■ PROBLEM TO SOLVE:
Filter the entries that follow, copying every line in which the word "Reporting" appears.

■ EXERCISE INPUTS:
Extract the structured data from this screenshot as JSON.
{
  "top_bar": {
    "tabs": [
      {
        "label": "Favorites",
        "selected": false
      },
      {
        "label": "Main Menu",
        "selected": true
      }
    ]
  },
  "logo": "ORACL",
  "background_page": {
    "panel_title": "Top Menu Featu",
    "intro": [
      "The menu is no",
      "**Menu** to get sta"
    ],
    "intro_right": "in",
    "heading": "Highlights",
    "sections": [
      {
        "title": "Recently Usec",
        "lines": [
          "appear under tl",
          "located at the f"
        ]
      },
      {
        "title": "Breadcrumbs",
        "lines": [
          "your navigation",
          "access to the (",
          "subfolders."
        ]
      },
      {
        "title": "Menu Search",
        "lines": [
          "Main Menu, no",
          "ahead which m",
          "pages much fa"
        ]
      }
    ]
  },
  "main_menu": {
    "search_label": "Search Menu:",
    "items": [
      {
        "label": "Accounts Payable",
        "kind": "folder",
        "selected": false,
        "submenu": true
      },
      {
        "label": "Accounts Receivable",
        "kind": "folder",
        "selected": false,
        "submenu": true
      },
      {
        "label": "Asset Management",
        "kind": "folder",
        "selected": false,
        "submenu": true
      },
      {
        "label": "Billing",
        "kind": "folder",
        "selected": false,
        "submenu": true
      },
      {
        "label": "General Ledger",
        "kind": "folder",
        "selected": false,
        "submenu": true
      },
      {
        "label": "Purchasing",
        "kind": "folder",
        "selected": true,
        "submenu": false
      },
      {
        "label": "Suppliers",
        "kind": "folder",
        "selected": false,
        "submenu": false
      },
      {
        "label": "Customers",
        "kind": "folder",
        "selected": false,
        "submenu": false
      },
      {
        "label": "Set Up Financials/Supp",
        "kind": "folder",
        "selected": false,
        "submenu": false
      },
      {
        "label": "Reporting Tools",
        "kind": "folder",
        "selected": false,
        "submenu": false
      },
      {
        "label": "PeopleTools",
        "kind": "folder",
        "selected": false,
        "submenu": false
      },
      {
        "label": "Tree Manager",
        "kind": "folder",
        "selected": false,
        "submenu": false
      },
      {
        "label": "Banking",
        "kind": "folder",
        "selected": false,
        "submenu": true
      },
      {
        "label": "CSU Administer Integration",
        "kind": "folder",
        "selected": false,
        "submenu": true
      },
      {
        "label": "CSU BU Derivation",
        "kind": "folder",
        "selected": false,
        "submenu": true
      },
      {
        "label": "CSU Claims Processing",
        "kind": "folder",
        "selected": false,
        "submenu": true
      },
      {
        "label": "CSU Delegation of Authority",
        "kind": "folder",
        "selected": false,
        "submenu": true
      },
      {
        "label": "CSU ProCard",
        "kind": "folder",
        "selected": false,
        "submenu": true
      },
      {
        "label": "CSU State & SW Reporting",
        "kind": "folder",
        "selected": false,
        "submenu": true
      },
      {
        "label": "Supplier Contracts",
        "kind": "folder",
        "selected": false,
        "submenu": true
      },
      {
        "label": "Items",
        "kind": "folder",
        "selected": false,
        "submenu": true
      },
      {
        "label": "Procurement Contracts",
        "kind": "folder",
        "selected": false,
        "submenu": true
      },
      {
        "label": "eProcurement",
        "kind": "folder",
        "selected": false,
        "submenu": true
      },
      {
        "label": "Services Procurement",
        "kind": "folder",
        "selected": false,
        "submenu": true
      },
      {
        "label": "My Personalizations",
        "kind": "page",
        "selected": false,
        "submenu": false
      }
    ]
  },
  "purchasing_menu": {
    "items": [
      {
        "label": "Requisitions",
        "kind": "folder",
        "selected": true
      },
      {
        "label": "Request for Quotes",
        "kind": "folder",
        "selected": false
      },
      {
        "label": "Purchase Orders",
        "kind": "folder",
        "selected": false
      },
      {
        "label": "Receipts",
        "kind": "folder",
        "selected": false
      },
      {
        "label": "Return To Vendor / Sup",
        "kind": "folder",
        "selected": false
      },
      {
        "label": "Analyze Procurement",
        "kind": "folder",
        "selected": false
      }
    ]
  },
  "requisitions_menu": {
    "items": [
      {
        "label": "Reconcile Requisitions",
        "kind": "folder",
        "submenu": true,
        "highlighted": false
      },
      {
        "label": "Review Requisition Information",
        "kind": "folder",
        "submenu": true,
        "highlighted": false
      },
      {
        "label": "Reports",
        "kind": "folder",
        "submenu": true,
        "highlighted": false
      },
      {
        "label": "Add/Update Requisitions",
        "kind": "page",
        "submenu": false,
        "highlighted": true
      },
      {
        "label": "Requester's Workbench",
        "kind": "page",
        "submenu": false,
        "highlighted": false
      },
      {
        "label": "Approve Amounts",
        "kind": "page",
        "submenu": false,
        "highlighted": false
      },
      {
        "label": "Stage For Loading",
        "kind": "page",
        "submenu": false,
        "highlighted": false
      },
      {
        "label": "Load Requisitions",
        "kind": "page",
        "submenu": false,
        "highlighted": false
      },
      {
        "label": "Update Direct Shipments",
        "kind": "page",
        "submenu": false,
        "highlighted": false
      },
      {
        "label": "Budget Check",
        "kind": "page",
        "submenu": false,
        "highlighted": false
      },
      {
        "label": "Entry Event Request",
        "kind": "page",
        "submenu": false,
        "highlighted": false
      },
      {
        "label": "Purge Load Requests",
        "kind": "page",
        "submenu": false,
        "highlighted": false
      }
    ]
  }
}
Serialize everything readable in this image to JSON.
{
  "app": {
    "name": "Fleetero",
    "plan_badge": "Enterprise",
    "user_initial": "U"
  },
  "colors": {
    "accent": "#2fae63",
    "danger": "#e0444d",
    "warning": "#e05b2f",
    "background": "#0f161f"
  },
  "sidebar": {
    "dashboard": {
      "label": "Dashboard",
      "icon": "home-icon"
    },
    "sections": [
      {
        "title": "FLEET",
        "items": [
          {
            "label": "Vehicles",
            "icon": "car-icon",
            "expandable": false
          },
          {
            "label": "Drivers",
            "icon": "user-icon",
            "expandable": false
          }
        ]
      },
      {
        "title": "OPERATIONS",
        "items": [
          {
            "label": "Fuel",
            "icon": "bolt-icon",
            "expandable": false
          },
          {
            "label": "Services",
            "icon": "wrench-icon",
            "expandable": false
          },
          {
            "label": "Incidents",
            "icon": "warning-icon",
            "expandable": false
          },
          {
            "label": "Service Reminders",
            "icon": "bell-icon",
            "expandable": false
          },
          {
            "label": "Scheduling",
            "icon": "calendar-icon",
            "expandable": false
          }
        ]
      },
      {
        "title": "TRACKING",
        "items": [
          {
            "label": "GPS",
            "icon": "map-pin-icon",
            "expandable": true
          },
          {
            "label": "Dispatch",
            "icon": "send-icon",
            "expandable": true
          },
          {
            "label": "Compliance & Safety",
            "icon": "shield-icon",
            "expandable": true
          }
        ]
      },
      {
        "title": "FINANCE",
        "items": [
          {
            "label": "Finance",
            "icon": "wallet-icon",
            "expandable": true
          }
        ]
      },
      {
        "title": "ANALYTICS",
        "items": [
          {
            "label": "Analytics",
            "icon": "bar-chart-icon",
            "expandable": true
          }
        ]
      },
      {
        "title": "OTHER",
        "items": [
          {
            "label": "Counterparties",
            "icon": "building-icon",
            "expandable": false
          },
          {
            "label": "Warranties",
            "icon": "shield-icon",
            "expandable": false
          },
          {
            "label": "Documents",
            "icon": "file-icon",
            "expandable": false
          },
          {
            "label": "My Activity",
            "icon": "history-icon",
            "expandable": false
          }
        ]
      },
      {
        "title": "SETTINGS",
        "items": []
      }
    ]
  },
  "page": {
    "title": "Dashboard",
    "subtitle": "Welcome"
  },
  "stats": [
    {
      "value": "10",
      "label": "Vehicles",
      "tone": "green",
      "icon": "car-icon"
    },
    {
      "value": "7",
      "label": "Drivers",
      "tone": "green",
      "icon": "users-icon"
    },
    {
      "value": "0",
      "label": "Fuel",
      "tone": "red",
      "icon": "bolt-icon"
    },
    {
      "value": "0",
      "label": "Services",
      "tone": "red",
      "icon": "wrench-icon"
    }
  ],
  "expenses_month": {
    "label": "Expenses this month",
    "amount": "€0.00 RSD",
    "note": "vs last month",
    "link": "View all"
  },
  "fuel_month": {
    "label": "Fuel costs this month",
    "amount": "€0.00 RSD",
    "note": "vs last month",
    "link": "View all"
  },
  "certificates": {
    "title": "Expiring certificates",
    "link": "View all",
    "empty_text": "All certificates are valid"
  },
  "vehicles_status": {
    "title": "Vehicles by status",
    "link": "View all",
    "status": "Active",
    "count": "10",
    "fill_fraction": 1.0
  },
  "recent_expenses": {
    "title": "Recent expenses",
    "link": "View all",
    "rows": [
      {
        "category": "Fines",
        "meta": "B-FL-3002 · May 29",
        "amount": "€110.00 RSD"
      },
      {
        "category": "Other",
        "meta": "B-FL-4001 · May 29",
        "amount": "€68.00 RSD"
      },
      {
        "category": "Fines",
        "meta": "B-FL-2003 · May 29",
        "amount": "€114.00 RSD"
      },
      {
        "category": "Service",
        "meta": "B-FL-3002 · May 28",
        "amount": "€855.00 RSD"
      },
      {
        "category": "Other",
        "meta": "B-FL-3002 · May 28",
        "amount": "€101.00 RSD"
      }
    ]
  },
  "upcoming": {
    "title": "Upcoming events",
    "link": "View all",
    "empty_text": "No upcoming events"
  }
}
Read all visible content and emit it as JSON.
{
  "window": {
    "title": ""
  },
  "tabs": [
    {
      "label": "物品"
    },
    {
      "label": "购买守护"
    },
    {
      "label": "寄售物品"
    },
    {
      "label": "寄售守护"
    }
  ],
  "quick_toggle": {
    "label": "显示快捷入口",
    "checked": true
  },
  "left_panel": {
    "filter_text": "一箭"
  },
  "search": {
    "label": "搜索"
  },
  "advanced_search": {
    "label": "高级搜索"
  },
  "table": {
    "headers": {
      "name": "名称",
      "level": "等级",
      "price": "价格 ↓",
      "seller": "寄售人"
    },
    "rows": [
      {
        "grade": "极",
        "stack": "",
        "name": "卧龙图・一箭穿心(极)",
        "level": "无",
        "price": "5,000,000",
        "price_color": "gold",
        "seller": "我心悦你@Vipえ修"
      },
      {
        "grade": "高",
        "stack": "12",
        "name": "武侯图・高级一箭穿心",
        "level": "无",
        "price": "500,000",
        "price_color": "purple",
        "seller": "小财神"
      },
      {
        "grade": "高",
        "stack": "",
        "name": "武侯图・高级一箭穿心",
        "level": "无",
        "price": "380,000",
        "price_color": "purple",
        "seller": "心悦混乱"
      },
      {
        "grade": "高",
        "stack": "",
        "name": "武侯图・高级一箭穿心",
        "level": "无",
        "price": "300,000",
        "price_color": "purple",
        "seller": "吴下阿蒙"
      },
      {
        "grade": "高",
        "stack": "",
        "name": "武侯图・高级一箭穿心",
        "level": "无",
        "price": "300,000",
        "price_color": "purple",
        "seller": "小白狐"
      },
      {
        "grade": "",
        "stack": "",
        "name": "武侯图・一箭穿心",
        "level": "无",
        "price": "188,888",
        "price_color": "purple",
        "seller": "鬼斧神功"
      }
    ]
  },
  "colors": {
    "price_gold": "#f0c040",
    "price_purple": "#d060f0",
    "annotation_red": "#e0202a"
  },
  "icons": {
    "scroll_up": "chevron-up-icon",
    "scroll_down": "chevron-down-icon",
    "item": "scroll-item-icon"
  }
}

■ ANSWER FOR THE TASK:
        "label": "Reporting Tools",
        "label": "CSU State & SW Reporting",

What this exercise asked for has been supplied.